Ladies and gentlemen,
Good morning, good afternoon and good evening.
I am very pleased to have this opportunity to welcome the civil society representatives who will be attending the Fourteenth UN Crime Congress in just a few days’ time.
I thank you for your commitment.
I am someone who has worked with civil society throughout my career and I have great respect for their efforts and contributions.
I would especially like to thank the NGO Alliance for the close collaboration with UNODC during the preparations for this Congress.
You helped to ensure that civil society members were kept up-to-date about the preparatory process, which also facilitated coordination between diverse NGOs from around the world.
In this regard, I am very pleased that a joint statement will be delivered by the Chair of the NGO Alliance, on behalf of civil society, during the high-level segment of the Crime Congress.
The hybrid format of the Congress has enabled us to ensure inclusive and broad participation in the face of continuing challenges posed by the global pandemic. More than 400 NGO delegates and experts are registered to contribute to the proceedings.
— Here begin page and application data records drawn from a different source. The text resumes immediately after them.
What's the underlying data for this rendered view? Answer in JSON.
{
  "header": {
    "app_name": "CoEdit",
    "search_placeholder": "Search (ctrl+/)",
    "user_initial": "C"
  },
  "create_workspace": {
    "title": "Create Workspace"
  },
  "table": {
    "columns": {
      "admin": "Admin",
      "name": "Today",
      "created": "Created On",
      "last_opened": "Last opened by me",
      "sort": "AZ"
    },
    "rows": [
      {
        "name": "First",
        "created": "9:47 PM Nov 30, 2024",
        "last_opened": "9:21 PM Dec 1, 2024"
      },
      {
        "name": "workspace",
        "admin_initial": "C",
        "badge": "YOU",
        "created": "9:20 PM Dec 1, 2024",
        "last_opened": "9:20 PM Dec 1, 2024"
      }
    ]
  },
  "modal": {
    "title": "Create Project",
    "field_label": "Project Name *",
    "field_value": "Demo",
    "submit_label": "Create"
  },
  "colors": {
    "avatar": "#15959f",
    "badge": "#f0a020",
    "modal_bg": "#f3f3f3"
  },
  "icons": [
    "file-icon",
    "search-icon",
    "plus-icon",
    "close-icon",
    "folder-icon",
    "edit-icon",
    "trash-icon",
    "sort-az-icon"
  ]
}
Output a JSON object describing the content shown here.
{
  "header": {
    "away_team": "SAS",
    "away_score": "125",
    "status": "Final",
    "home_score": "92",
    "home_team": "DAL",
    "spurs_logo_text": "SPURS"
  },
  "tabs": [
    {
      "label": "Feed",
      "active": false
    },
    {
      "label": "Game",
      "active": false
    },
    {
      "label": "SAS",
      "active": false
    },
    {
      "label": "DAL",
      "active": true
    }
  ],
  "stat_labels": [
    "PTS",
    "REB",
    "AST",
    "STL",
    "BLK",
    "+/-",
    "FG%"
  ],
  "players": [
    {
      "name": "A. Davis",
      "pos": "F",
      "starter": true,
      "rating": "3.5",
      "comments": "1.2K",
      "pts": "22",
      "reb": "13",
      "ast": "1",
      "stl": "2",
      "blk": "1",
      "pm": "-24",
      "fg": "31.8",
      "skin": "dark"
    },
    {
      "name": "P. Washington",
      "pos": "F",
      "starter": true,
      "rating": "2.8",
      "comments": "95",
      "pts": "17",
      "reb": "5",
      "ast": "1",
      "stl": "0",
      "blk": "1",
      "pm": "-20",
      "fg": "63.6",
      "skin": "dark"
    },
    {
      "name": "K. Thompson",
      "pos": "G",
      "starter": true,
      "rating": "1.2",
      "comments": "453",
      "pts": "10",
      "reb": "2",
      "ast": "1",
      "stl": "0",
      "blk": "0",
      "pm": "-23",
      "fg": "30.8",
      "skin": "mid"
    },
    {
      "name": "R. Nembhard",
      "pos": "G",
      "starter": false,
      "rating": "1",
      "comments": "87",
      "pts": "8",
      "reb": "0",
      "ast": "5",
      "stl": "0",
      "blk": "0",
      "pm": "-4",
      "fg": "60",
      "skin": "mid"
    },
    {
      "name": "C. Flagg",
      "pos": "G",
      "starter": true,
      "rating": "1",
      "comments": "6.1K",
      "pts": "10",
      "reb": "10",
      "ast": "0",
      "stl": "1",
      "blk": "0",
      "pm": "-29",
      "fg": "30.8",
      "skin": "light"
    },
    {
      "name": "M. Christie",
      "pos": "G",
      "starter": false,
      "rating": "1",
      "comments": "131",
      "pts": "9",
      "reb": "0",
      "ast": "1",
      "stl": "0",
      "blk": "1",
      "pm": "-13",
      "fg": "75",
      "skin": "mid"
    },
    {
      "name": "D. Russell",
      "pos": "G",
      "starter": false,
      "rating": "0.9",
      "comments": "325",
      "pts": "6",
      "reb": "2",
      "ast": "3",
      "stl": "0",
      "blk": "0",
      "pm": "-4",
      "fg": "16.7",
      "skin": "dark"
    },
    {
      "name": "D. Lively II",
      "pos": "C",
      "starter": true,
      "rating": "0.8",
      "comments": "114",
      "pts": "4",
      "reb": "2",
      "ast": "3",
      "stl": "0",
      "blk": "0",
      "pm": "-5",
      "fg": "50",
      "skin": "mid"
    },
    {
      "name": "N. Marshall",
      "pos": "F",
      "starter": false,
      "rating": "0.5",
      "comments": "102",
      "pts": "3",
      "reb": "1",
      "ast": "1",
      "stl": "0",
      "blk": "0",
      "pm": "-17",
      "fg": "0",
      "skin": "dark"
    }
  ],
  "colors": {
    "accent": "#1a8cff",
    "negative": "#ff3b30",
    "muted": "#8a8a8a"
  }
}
Some 50 ancillary meetings are being organized directly by, or together with, civil society organizations, in addition to dozens of additional events and meetings with academic institutions and universities. Moreover, civil society representatives will be taking part in a number of workshops and professional meetings.
UNODC will also be hosting a virtual “NGO lounge” from Kyoto, which will provide an additional platform for NGO participants to meet each other and discuss Congress-related topics.
As you know, the Fourteenth Crime Congress was originally scheduled to take place last April, to bring the world together at the very start of an ambitious Decade of Action to deliver on the Sustainable Development Goals.
The Congress now comes at a uniquely challenging time. The focus on promoting crime prevention, criminal justice, and the rule of law as drivers of sustainable development is more important than ever, and countries need to come together more than ever.
The pandemic has reversed decades of progress in reducing poverty around the world. Young people, women and marginalized groups have been hardest hit.
The World Bank estimates that there were up to 124 million “new poor” last year due to COVID. Now, according to the preliminary forecast for 2021, between 143 and 163 million more people could be pushed into extreme poverty.
Societies made poorer and more fragile by the pandemic are also more vulnerable to transnational organized crime, to drugs, corruption and terrorism.
A successful Crime Congress can make a decisive contribution to addressing these challenges. I encourage our NGO participants to provide their experiences and expertise to enrich the dialogue in Kyoto.
The NGO Alliance remains one of UNODC`s main civil society partners on issues related to crime prevention and criminal justice.
Strengthening existing partnerships and building new ones, across all areas of UNODC’s mandates, are recognized as key enablers in our new corporate strategy for 2021 to 2025.
We are counting on civil society to work with us to help Member States take forward the commitments made at the Crime Congress, to advance crime prevention and criminal justice to build fairer, more inclusive, and more resilient societies, helping the world recover better and get back on track to achieving the SDGs.
Ladies and gentlemen,
The Fourteenth UN Crime Congress is taking place under challenging circumstances, and this has unfortunately placed limits on the possibilities for us to meet in person.
UNODC has invested heavily in developing a platform to enable virtual participation of civil society organizations and all stakeholders, and I am proud of the results.
I believe that with the hybrid format, we can increase possibilities for more inclusive participation and facilitate even broader outreach. In this regard, I fully appreciate your efforts and willingness to engage virtually with events taking place in another time zone.
With the Kyoto Congress, we have the opportunity to show our commitment to addressing crime prevention and criminal justice challenges that affect the daily lives of people around the world.
We can also set and showcase new standards for the organization of large-scale international meetings, and for leveraging technology to advance multilateral cooperation.
UNODC will continue to do its utmost to enable your productive and constructive engagement, to ensure a successful Kyoto Crime Congress, and to work towards the 30th session of the Commission on Crime Prevention and Criminal Justice in May, where Member States will translate Congress outcomes and recommendations into effective action.
Let me once again thank the NGO Alliance and all civil society organizations and individual experts joining today, for your support for the Congress.
Thank you, and see you in Kyoto!